• **The records**
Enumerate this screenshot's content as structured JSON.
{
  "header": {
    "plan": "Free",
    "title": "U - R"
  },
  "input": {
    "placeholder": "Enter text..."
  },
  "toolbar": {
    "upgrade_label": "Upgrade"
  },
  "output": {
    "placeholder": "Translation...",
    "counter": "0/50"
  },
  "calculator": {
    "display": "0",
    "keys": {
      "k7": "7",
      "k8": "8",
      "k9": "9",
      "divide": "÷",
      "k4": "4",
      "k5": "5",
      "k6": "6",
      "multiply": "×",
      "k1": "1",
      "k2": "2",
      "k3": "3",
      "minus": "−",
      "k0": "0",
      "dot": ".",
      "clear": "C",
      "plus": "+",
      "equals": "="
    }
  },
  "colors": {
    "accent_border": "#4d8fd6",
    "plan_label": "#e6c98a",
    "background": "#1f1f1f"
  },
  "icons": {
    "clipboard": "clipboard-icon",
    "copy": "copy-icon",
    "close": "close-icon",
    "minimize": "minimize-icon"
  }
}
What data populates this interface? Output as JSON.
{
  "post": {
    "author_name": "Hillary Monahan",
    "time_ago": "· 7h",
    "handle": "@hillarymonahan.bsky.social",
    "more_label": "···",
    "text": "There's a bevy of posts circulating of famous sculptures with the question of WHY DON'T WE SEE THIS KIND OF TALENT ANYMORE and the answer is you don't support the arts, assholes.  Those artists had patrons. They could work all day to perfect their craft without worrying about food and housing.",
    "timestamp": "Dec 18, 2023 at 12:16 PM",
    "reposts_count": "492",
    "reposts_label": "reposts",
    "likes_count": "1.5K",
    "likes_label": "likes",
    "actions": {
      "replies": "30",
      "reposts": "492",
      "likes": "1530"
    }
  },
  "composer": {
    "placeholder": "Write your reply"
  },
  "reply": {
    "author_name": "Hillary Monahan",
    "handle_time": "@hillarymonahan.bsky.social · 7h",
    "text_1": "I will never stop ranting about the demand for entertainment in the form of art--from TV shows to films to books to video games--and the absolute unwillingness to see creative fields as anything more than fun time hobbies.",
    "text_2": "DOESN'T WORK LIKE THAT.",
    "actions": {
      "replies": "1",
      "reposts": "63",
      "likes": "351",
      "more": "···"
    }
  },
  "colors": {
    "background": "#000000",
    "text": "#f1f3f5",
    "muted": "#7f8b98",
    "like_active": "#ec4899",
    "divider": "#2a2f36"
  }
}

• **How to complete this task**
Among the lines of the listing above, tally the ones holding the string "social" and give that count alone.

• **Answer to the problem**
2